**TASK OBJECTIVE:**
All lines from the one with "Parse this screenshot: output" through the end of the records below are to be given again exactly, and nothing else.

**MATERIAL FOR THE TASK:**
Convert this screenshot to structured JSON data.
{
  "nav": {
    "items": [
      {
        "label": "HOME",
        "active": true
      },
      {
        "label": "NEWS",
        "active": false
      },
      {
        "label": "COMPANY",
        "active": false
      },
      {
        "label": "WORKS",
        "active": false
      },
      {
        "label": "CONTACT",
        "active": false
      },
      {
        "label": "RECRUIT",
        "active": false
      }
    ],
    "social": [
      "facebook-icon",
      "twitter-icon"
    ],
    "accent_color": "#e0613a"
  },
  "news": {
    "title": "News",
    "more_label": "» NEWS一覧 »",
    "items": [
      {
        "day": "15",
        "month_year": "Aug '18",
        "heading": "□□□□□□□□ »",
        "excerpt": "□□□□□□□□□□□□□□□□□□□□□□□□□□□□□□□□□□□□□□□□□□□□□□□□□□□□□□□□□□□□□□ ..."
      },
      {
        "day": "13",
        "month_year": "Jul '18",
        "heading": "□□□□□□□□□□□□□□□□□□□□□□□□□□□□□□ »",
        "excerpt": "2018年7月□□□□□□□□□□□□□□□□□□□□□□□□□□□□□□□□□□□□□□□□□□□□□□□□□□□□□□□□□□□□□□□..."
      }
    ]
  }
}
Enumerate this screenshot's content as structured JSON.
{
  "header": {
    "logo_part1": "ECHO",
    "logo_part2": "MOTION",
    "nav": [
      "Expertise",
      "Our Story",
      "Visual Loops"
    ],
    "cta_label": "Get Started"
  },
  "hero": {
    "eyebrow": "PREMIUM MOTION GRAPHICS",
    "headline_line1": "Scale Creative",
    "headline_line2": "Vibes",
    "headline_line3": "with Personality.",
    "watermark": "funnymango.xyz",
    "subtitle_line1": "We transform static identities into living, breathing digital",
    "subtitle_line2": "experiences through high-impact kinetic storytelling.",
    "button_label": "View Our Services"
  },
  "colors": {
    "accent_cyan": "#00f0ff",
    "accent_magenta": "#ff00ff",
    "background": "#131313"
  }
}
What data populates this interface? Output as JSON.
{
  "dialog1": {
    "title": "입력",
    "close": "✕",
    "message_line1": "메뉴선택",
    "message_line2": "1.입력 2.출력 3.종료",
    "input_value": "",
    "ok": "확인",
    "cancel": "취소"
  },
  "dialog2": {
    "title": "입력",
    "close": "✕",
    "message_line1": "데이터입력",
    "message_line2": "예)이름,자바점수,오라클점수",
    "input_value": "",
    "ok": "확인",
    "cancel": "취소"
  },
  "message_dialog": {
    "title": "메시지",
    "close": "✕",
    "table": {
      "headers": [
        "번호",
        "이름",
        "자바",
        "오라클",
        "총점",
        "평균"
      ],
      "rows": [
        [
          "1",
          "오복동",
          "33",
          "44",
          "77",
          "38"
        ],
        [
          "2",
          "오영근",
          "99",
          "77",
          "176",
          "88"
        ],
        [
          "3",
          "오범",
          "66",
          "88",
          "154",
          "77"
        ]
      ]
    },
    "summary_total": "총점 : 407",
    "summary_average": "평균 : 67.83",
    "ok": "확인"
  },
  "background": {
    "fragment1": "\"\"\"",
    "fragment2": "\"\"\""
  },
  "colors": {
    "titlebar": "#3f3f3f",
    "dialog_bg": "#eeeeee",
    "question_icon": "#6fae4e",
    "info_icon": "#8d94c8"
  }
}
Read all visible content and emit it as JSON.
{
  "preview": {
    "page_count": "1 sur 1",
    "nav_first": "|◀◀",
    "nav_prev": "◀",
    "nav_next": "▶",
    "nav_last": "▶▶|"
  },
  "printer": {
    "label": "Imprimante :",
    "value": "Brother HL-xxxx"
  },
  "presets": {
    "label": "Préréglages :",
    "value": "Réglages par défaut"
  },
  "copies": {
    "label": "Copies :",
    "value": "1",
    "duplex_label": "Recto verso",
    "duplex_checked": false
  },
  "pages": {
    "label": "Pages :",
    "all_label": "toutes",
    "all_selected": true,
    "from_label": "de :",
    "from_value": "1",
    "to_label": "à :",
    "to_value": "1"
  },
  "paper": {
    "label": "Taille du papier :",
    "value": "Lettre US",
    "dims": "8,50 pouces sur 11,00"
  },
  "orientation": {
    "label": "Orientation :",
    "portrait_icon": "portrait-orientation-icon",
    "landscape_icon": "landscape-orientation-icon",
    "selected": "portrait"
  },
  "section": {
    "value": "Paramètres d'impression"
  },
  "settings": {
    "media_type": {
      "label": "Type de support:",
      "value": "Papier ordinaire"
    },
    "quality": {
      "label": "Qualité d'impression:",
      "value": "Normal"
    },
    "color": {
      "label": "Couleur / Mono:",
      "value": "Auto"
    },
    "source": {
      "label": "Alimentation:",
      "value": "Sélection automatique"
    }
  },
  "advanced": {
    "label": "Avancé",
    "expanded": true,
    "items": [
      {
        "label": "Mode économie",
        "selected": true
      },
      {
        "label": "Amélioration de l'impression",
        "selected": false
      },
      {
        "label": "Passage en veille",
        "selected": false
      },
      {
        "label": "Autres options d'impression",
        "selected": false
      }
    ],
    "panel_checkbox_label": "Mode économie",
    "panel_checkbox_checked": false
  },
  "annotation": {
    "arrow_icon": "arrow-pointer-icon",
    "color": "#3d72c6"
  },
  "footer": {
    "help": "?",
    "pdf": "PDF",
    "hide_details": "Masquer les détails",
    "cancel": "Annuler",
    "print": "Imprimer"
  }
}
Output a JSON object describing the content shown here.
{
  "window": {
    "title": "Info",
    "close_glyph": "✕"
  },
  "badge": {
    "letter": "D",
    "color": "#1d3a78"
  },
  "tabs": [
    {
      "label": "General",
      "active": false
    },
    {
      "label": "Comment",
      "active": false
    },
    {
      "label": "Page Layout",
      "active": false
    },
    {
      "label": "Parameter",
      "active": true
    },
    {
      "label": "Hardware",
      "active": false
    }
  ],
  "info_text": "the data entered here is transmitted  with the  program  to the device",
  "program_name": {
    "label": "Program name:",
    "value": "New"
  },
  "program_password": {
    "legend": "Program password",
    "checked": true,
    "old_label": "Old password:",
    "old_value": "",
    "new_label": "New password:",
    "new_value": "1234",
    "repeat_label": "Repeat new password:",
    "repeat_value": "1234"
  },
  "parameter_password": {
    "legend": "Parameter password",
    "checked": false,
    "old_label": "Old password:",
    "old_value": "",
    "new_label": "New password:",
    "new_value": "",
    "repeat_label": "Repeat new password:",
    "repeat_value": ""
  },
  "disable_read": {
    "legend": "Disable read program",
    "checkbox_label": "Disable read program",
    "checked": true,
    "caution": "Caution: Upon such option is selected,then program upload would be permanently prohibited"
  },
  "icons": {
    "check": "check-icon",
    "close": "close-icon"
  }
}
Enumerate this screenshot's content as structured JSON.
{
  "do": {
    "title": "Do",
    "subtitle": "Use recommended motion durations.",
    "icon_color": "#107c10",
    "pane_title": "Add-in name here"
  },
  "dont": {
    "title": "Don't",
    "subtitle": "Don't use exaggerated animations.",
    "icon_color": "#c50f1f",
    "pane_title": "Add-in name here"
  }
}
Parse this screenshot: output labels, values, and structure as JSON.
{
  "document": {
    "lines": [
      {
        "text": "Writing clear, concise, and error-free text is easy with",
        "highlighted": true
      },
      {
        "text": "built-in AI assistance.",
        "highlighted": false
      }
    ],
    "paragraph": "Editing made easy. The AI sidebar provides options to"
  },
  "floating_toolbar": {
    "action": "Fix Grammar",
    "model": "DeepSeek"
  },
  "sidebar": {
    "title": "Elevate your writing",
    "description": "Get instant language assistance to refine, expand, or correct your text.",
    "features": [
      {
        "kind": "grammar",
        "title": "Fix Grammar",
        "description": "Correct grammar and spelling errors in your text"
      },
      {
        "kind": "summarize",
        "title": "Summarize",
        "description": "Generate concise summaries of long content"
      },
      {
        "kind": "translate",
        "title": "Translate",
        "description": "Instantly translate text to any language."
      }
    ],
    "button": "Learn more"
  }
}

**SOLUTION FOR THIS EXERCISE:**
Parse this screenshot: output labels, values, and structure as JSON.
{
  "document": {
    "lines": [
      {
        "text": "Writing clear, concise, and error-free text is easy with",
        "highlighted": true
      },
      {
        "text": "built-in AI assistance.",
        "highlighted": false
      }
    ],
    "paragraph": "Editing made easy. The AI sidebar provides options to"
  },
  "floating_toolbar": {
    "action": "Fix Grammar",
    "model": "DeepSeek"
  },
  "sidebar": {
    "title": "Elevate your writing",
    "description": "Get instant language assistance to refine, expand, or correct your text.",
    "features": [
      {
        "kind": "grammar",
        "title": "Fix Grammar",
        "description": "Correct grammar and spelling errors in your text"
      },
      {
        "kind": "summarize",
        "title": "Summarize",
        "description": "Generate concise summaries of long content"
      },
      {
        "kind": "translate",
        "title": "Translate",
        "description": "Instantly translate text to any language."
      }
    ],
    "button": "Learn more"
  }
}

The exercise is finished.